The upside of this, says Slate, is that the first family at least has a high-class collection of artworks and objects they can carefully sort through and use to decorate their spaces. They just have to remember to respect the historic space in which they live and also to play nice with the current White House curator.

Presidents aren't allowed behind the wheel

For many adults, driving themselves around is a privilege that they may not even recognize as such. Indeed, they may dream of the luxury of having a dedicated driver who will motor them about town as needed.

For presidents, however, that luxury may start to seem restrictive after only a short time. For, as CNBC reports, presidents aren't allowed to drive on public roads. The rule also applies to vice presidents, as well as former holders of either office. In 2017, former President George W. Bush revealed to Jay Leno that he hasn't driven on a public road in 25 years because of this rule.

Technically, it's not a law, but this directive is pretty strongly encouraged for security reasons. According to The Sydney Morning Herald, the president or vice president and their entourage are usually driven by Secret Service agents, who have extensive training in evasive and defensive driving. Hilary Clinton, whose runs as a presidential candidate and term as Obama's secretary of state garnered her own security detail, has said that "One of the regrets I have about public life is that I can't drive anymore."

A president might be able to drive themselves if they're on a private road, but they almost always have an agent right next to them, in case something goes wrong. For many, that's the only chance they have to get behind the wheel once the White House has entered their life.

They're supposed to let kids rolls eggs on the White House lawn

Some of the rules the first family are obliged to follow are odd but at least make a little more sense when you consider things like national security or maintaining the historic integrity of the White House. Others are a bit more odd. Consider the annual White House Easter Egg Roll.

According to History, the tradition got started in 1876. On Easter Monday of that year, an estimated 10,000 children made their way to Capitol Hill, carrying colorful dyed eggs. The area was just perfect for the old occupation of egg rolling. The kids tore up the lawn, however, and Congress told them they were no longer welcome. Two years later, a group of kids approached the White House and asked if they could use the mansion's lawn for egg rolling purposes and to avoid the killjoys on Capitol Hill. President Rutherford B. Hayes gave them the go-ahead, and an official annual tradition was born.

The White House Easter Egg Roll has now been going on for well over a century, says the White House. There have been a few interruptions, namely during World Wars I and II, as well as during White House renovations in the 1950s. It's traditionally hosted by the first lady and the rest of the first family, who also need to think about the design for a custom wooden Easter egg given to attendees, a tradition begun by first lady Nancy Reagan.

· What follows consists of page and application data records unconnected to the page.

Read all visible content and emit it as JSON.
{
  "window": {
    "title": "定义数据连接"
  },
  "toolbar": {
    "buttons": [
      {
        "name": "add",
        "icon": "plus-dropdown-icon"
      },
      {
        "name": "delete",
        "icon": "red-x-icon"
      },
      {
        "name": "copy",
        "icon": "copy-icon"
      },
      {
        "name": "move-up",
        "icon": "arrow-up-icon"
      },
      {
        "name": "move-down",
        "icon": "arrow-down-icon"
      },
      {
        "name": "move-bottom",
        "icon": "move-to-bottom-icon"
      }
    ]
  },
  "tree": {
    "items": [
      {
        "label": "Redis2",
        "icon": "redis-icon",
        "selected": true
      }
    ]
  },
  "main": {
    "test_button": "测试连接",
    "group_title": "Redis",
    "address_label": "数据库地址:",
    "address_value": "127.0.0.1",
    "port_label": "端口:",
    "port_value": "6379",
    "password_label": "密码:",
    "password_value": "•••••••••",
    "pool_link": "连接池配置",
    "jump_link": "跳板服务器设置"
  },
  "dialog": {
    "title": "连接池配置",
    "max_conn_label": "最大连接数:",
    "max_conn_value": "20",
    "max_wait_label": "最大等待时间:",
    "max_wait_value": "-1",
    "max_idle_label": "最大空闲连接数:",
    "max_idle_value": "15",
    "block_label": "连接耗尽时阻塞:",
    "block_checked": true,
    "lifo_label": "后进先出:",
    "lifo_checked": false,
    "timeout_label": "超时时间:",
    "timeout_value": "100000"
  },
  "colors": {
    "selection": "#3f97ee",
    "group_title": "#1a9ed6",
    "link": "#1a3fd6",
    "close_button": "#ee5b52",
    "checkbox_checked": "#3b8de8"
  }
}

Some first kids still have to do their chores

Though they all have lived in a fancy historic mansion with a full staff on call, many first kids have been expected to do their part. For quite a few, that's meant a burden common to many kids throughout the nation: chores.

Of course, this will vary from family to family. The New York Times reports that the Obamas were especially adamant that their daughters, Sasha and Malia, were expected to continue with their chore list even though they'd moved into one of the most famous homes in the nation. That included setting their alarm clocks, making their own beds, and general tidying around their rooms. 

First lady Michelle Obama even made sure to let the staff know that they could skip making the first daughters' beds. "They have to learn these things," she said, via the BBC. Many have agreed that routine and structure is important for children growing up in the White House, where intense public scrutiny can be punishing for adults as well as kids. That also means a few exceptions here and there, like ice cream at an event or an episode of Hannah Montana on occasion.